Successful parents are optimistic. Effective parents face the future with hope. High expectations are important. They’re like stars. You may never reach them, but you can set your course by them. But an optimistic parent must work to make dreams come true. Start today. Write three goals you have for your family. Brainstorm about al the possible methods to reach these goals. Then select the best suggestion and do it. Put one idea into practice each day. You’ll discover you’re slowly but systematically moving toward your goal. Run into problems that seem impossible? Remember what Jesus said, “With men [moms and dads] it is impossible, but not with God; for with God all things are possible.” (Mark 10:27, NKJV.).*

Successful parents are enthusiastic.

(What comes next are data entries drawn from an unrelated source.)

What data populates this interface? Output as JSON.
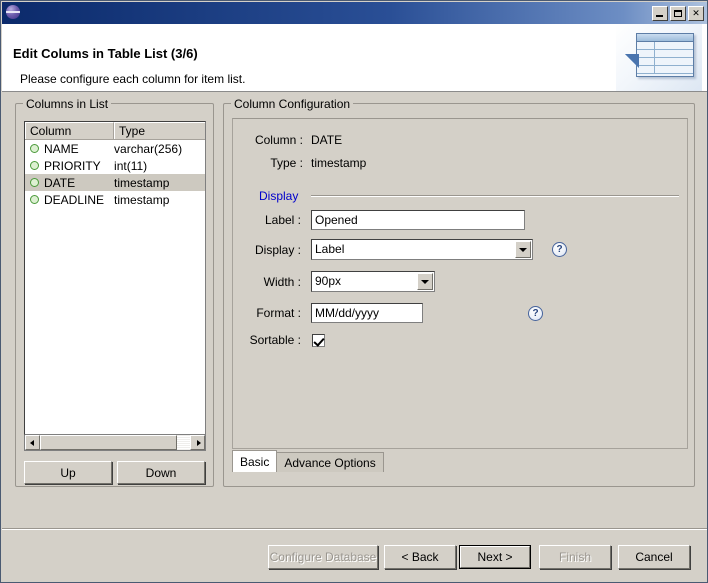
{
  "window": {
    "icon": "eclipse-globe-icon",
    "controls": {
      "minimize": "minimize-icon",
      "maximize": "maximize-icon",
      "close": "✕"
    }
  },
  "header": {
    "title": "Edit Colums in Table List (3/6)",
    "subtitle": "Please configure each column for item list.",
    "art": "table-wizard-banner-icon"
  },
  "columns_group": {
    "legend": "Columns in List",
    "table": {
      "headers": [
        "Column",
        "Type"
      ],
      "rows": [
        {
          "name": "NAME",
          "type": "varchar(256)",
          "selected": false
        },
        {
          "name": "PRIORITY",
          "type": "int(11)",
          "selected": false
        },
        {
          "name": "DATE",
          "type": "timestamp",
          "selected": true
        },
        {
          "name": "DEADLINE",
          "type": "timestamp",
          "selected": false
        }
      ]
    },
    "buttons": {
      "up": "Up",
      "down": "Down"
    }
  },
  "config_group": {
    "legend": "Column Configuration",
    "column_label": "Column :",
    "column_value": "DATE",
    "type_label": "Type :",
    "type_value": "timestamp",
    "display_section": "Display",
    "fields": {
      "label_label": "Label :",
      "label_value": "Opened",
      "display_label": "Display :",
      "display_value": "Label",
      "width_label": "Width :",
      "width_value": "90px",
      "format_label": "Format :",
      "format_value": "MM/dd/yyyy",
      "sortable_label": "Sortable :",
      "sortable_checked": true
    },
    "help_icon": "?",
    "tabs": [
      {
        "label": "Basic",
        "active": true
      },
      {
        "label": "Advance Options",
        "active": false
      }
    ]
  },
  "footer": {
    "buttons": [
      {
        "id": "configure-database",
        "label": "Configure Database",
        "enabled": false,
        "focused": false
      },
      {
        "id": "back",
        "label": "< Back",
        "enabled": true,
        "focused": false
      },
      {
        "id": "next",
        "label": "Next >",
        "enabled": true,
        "focused": true
      },
      {
        "id": "finish",
        "label": "Finish",
        "enabled": false,
        "focused": false
      },
      {
        "id": "cancel",
        "label": "Cancel",
        "enabled": true,
        "focused": false
      }
    ]
  },
  "colors": {
    "dialog_bg": "#d4d0c8",
    "title_blue": "#0b2a6b",
    "link_blue": "#0000cc",
    "selection": "#cdc9c0",
    "field_white": "#ffffff"
  }
}
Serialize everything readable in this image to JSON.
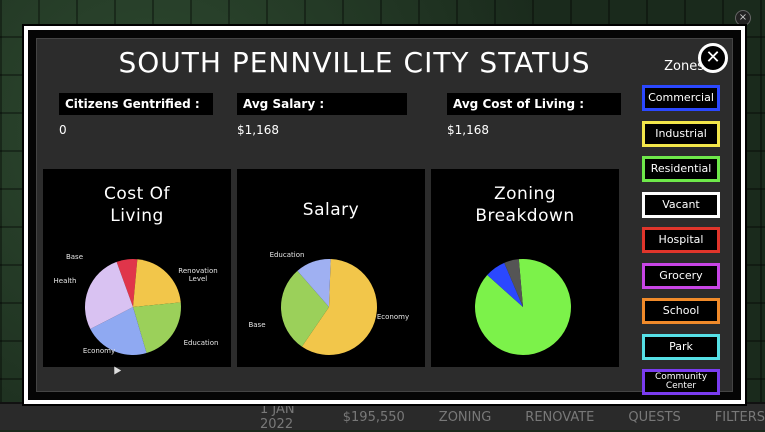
{
  "title": "SOUTH PENNVILLE CITY STATUS",
  "zones_label": "Zones",
  "stats": [
    {
      "label": "Citizens Gentrified :",
      "value": "0"
    },
    {
      "label": "Avg Salary :",
      "value": "$1,168"
    },
    {
      "label": "Avg Cost of Living :",
      "value": "$1,168"
    }
  ],
  "bottom_bar": {
    "date": "1 JAN 2022",
    "money": "$195,550",
    "zoning": "ZONING",
    "renovate": "RENOVATE",
    "quests": "QUESTS",
    "filters": "FILTERS"
  },
  "zones": [
    {
      "label": "Commercial",
      "color": "#2b48ff"
    },
    {
      "label": "Industrial",
      "color": "#f2e64a"
    },
    {
      "label": "Residential",
      "color": "#6ee84a"
    },
    {
      "label": "Vacant",
      "color": "#ffffff"
    },
    {
      "label": "Hospital",
      "color": "#e0352b"
    },
    {
      "label": "Grocery",
      "color": "#c845e6"
    },
    {
      "label": "School",
      "color": "#f08a2a"
    },
    {
      "label": "Park",
      "color": "#56e0e6"
    },
    {
      "label": "Community Center",
      "color": "#7a3cf0"
    }
  ],
  "chart_data": [
    {
      "type": "pie",
      "title": "Cost Of Living",
      "series": [
        {
          "name": "Base",
          "value": 7,
          "color": "#e0354a"
        },
        {
          "name": "Renovation Level",
          "value": 22,
          "color": "#f2c64a"
        },
        {
          "name": "Education",
          "value": 22,
          "color": "#9bd05a"
        },
        {
          "name": "Economy",
          "value": 22,
          "color": "#8fa9f2"
        },
        {
          "name": "Health",
          "value": 27,
          "color": "#d9c2f2"
        }
      ]
    },
    {
      "type": "pie",
      "title": "Salary",
      "series": [
        {
          "name": "Education",
          "value": 59,
          "color": "#f2c64a"
        },
        {
          "name": "Economy",
          "value": 29,
          "color": "#9bd05a"
        },
        {
          "name": "Base",
          "value": 12,
          "color": "#9fb0f2"
        }
      ]
    },
    {
      "type": "pie",
      "title": "Zoning Breakdown",
      "series": [
        {
          "name": "Residential",
          "value": 88,
          "color": "#7cf24a"
        },
        {
          "name": "Commercial",
          "value": 7,
          "color": "#2b48ff"
        },
        {
          "name": "Vacant",
          "value": 5,
          "color": "#555555"
        }
      ]
    }
  ]
}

Children flock to people who show a zest for life. Cultivate a passion for parenting. Let your children know that you love having them around. Create an environment of emotional warmth where children delight to dwell. Listen to them. Talk with them. Play with them. Laugh with them. Leave no doubt in their minds that you are continually interested in their lives.

Surprise them. It’s not hard to please a little child. An unexpected treat of your time and attention will make them happier than a purchased trinket that’s soon broken or lost. Show your devotion to your family by putting them first. By responding to them with affection. By helping them when they need you. You’ll find yourself becoming more effective.

Seven Steps to Becoming a Dynamic, Successful Parent

  1. Each day spend fifteen minutes of uninterrupted time with each child, doing what that child chooses.

  2. At least three times a day, tell your child he or she is loved. A kiss, a wink, a smile, a hug, a back rub, a compliment, or just plain straightforward “I love you” will do!

  3. Surprise your child with a kind deed.

  4. Plan to do something special together. It’s fun to look forward to a weekly date. Do something “crazy” that you don’t ordinarily do.

  5. Listen carefully to your child’s verbal and body language. Resist the temptation to lecture. Just pay attention!

  6. Laugh together and laugh a lot. Humor has a way of smoothing over the rough places in family relationships. It adds sparkle to a life and a lift to the soul!

  7. Daily dedicate yourself and your child to the Lord. And believe the promise in the Bible: “In everything you do, put God first, and he will direct you and crown your efforts with success” (Proverbs 3:6, TLB).+


Texts credited to NKJV are from The New King James Version. Copyright © 1979, 1980, 1982, Thomas Nelson, Inc., Publishers.

+ Verses marked TLB are taken from The Living Bible, copyright © 1971 by Tyndale House Publishers, Wheaton, Ill. Used by permission.

Copyright © 1996, Published for NAD Church Ministries Department

  Bible Studies:

    - The Bible

    - The Origin of Sin

    - Salvation

    - Heaven

    - Faith

    - Prayer

    - Oil of the Spirit

    - Baptism

    - Destination of Evil

    - The Christian Life

    - Death

    - Happy Happy Home

    - The Law and Grace

    - Jesus

    - The Sabbath

    - Change of Sabbath

    - The Seal of God

    - The Second Coming

    - The True Church

    - Not Enough Room

    - God's Health Plan

Everyday Bible Studies:

    - Speaking in Tongues

    - Forgiveness

    - Morality or Immorality

    - Entertainment

    - Christian Dress

    - Victory Over Sin

    - His Righteousness

    - Guaranteed Security